Forum Discussion

mgroen2's avatar
Super Contributor
8 years ago

Measure performance (Windows application)

I would like to keep track of how much time a specific action on our application takes.
This action is triggered by a button on our UI. The application that needs to be tested is a windows application (non web-based).

What I want to achieve is following:
1. TestComplete activates the button in the UI, that triggers the action to be measured; A the same time TestComplete starts a timer;
2. After x amount of time (this could be seconds, minutes or hours), the result (of the action in point 1), is displayed on screen;
3. TestComplete recognizes that result in displayed on screen. And stops the timer;

By repeatedly running above scenario with multiple different datasets (the action to be triggered in point 1 results in SQL queries in the DB), we should be able to say useful things about the performance of our system running with different datasets / different hardware configurations.


Is this approach a wise one? Do other have experiences with above mentioned scenario and approach?

17 Replies

  • AlexKaras's avatar
    Champion Level 3



    I would be second to Robert's suggestion about AQTime ( Been a specialized profiler it can provide you with a lot more details about your application in terms of performance and resources.

    You can profile application with AQTime without TestComplete, or TestComplete integrates with AQTime, so that TestComplete drives your application while AQTime profiles it.

    • Colin_McCrae's avatar
      Community Hero

      Never used AQTime personally.


      But I agree with the others. You have to allow for the work TC needs to do to find the object before stopping the clock. Which can be thrown off kilter if:

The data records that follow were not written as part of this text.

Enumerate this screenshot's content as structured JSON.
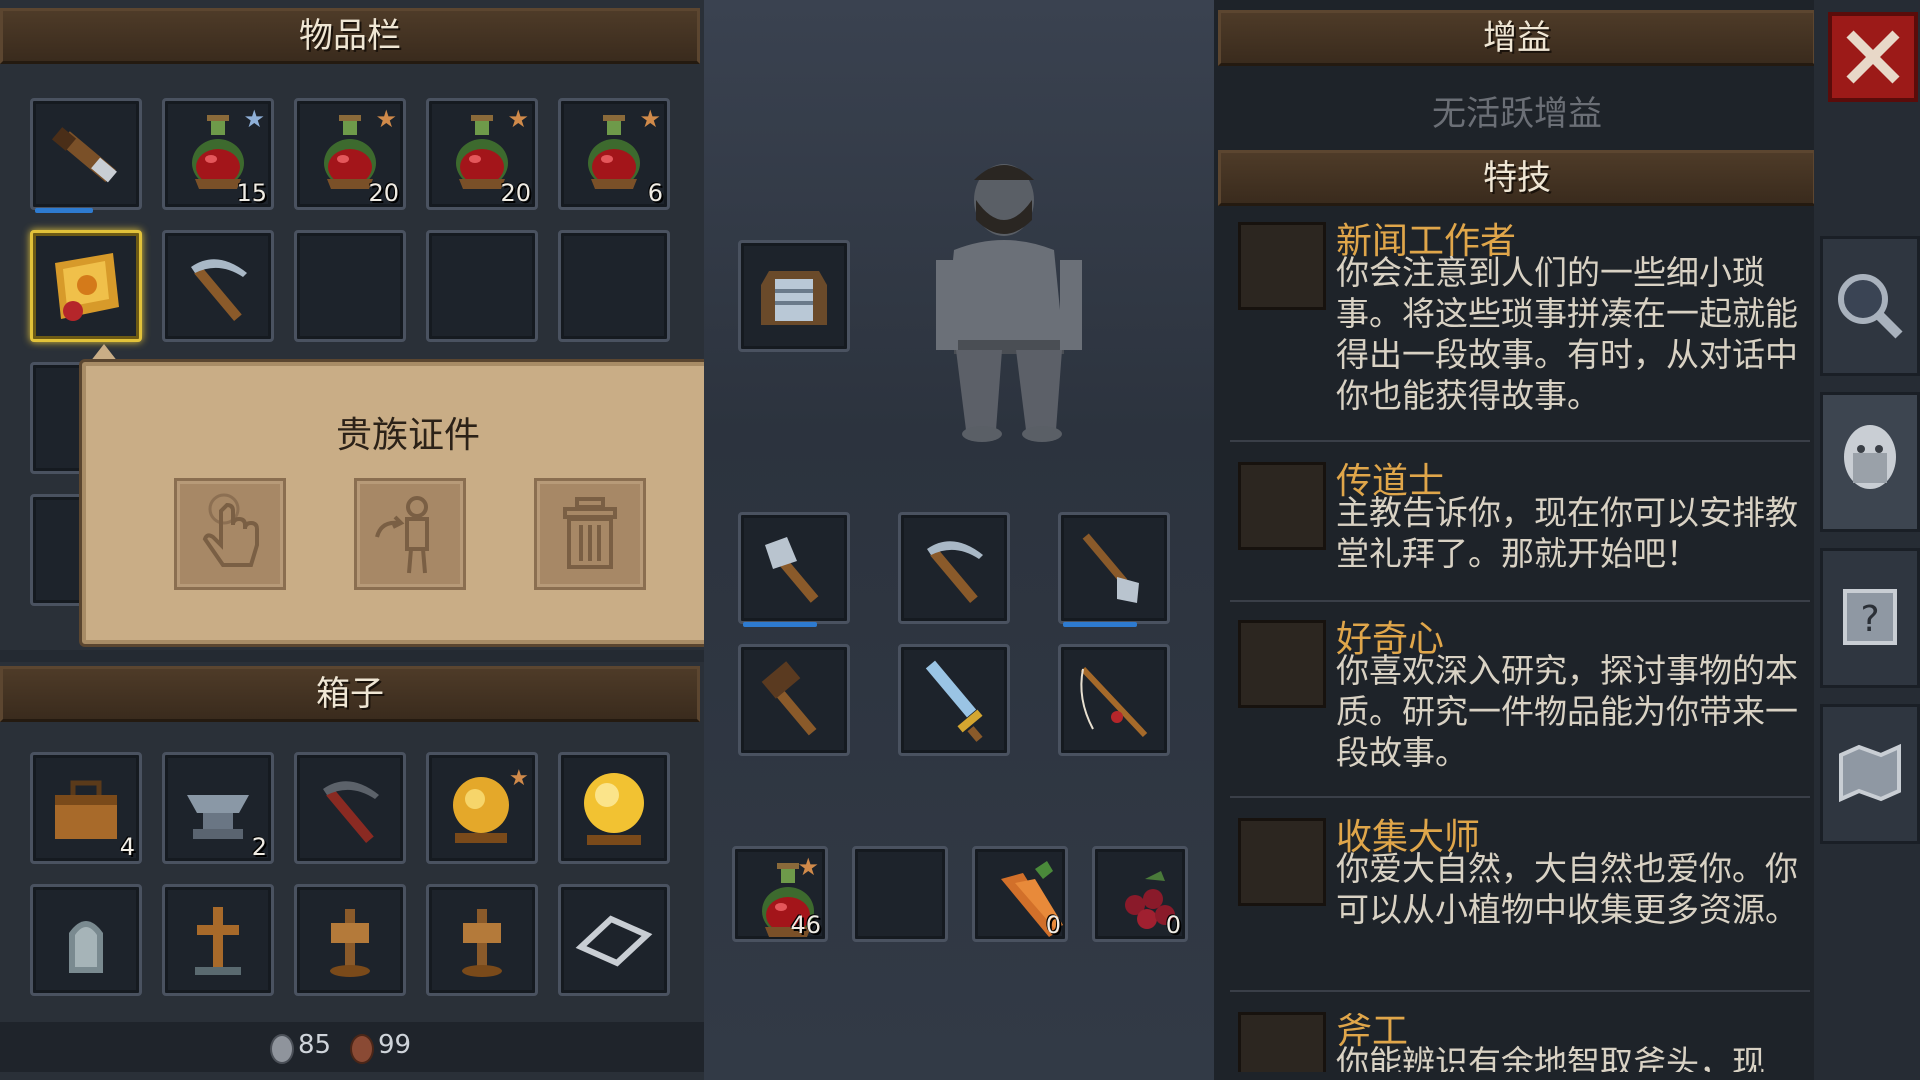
{
  "inventory": {
    "title": "物品栏",
    "slots": [
      {
        "icon": "spyglass-icon",
        "count": "",
        "star": "",
        "bar": 0.55
      },
      {
        "icon": "red-potion-icon",
        "count": "15",
        "star": "silver",
        "bar": 0
      },
      {
        "icon": "red-potion-icon",
        "count": "20",
        "star": "bronze",
        "bar": 0
      },
      {
        "icon": "red-potion-icon",
        "count": "20",
        "star": "bronze",
        "bar": 0
      },
      {
        "icon": "red-potion-icon",
        "count": "6",
        "star": "bronze",
        "bar": 0
      },
      {
        "icon": "noble-certificate-icon",
        "count": "",
        "star": "",
        "bar": 0,
        "selected": true
      },
      {
        "icon": "pickaxe-icon",
        "count": "",
        "star": "",
        "bar": 0
      },
      {
        "icon": "empty",
        "count": "",
        "star": "",
        "bar": 0
      },
      {
        "icon": "empty",
        "count": "",
        "star": "",
        "bar": 0
      },
      {
        "icon": "empty",
        "count": "",
        "star": "",
        "bar": 0
      }
    ]
  },
  "popup": {
    "title": "贵族证件",
    "buttons": [
      {
        "name": "use-button",
        "icon": "hand-pointer-icon"
      },
      {
        "name": "equip-button",
        "icon": "equip-figure-icon"
      },
      {
        "name": "trash-button",
        "icon": "trash-icon"
      }
    ]
  },
  "chest": {
    "title": "箱子",
    "slots": [
      {
        "icon": "toolbox-icon",
        "count": "4"
      },
      {
        "icon": "anvil-icon",
        "count": "2"
      },
      {
        "icon": "red-pickaxe-icon",
        "count": ""
      },
      {
        "icon": "gold-orb-star-icon",
        "count": ""
      },
      {
        "icon": "gold-orb-icon",
        "count": ""
      },
      {
        "icon": "gravestone-icon",
        "count": ""
      },
      {
        "icon": "cross-grave-icon",
        "count": ""
      },
      {
        "icon": "wooden-sign-icon",
        "count": ""
      },
      {
        "icon": "wooden-sign-icon",
        "count": ""
      },
      {
        "icon": "frame-icon",
        "count": ""
      }
    ],
    "currency_silver": "85",
    "currency_copper": "99"
  },
  "equipment": {
    "armor_slot": "chest-armor-icon",
    "tools": [
      "axe-icon",
      "pickaxe-icon",
      "shovel-icon",
      "hammer-icon",
      "sword-icon",
      "fishing-rod-icon"
    ],
    "quick_slots": [
      {
        "icon": "red-potion-icon",
        "count": "46"
      },
      {
        "icon": "empty",
        "count": ""
      },
      {
        "icon": "carrot-icon",
        "count": "0"
      },
      {
        "icon": "berries-icon",
        "count": "0"
      }
    ]
  },
  "buffs": {
    "title": "增益",
    "empty_text": "无活跃增益"
  },
  "perks": {
    "title": "特技",
    "items": [
      {
        "name": "新闻工作者",
        "desc": "你会注意到人们的一些细小琐事。将这些琐事拼凑在一起就能得出一段故事。有时，从对话中你也能获得故事。"
      },
      {
        "name": "传道士",
        "desc": "主教告诉你，现在你可以安排教堂礼拜了。那就开始吧！"
      },
      {
        "name": "好奇心",
        "desc": "你喜欢深入研究，探讨事物的本质。研究一件物品能为你带来一段故事。"
      },
      {
        "name": "收集大师",
        "desc": "你爱大自然，大自然也爱你。你可以从小植物中收集更多资源。"
      },
      {
        "name": "斧工",
        "desc": "你能辨识有余地智取斧头，现"
      }
    ]
  },
  "colors": {
    "accent_gold": "#e2c23a",
    "perk_name": "#e0a64a",
    "close_red": "#9c1a18",
    "header_brown": "#4e3b28"
  }
}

      A new section is added to the application. The object model grows as a result. TC then takes a little longer to find the object. Timings from this point on increase slightly. This could also happen as a result of the application being in a different state at the point you decide to take the timing.


      If you change the hardware it's running on, your application may run faster or slower. But so will TC while tring to find the "stop" object. So times between hardware setup cannot always be considered representative.


      So yeah, as the other said, use more specialised profiling software.


      Or, the other option, is to have the devs insert a timestamp at some point their code which is stored as a property of your target "stop" object. Then it doesn't matter how long TC takes to find it. As long as it finds it, the timestamp will be stored within it and you can extract and use it at your leisure.


      This relies of having a helpful dev team on hand of course. And them inserting their timestamp at the correct point.

      • mgroen2's avatar
        Super Contributor



        thank you for all the usefull replies. I'll download the evaluation version of AQTime and evaluate what it can do for us.





  • tristaanogre's avatar
    Esteemed Contributor

    That is a pretty good run down of how to do this task in TestComplete. I would suggest, for your timing, use the HISUtils.StopWatch object to start and stop the timer.



    The result of the action, as you said, is something updated on screen. What this means is that TestComplete will need to find the object, check the necessary property, etc. This takes processing time. So, you're timing is going to include some of the overhead of TC doing that level of processing. This may be a matter of a few milliseconds or could be longer depending upon the timeout settings you use in your WaitProperty or WaitAliasChild or whatever methodology you use for the detection. So, as long as you're not looking for a 100% ACCURATE (e.g., "It takes on average 15 seconds for the query to return") measurements (more likely, "It takes on average 15 seconds for TestComplete to detect the query returns), that should work.

    Suggestion: Look into AQTime as a performance measurement tool. That does a bit more profiling stuff rather than having to work specifically with the object identification.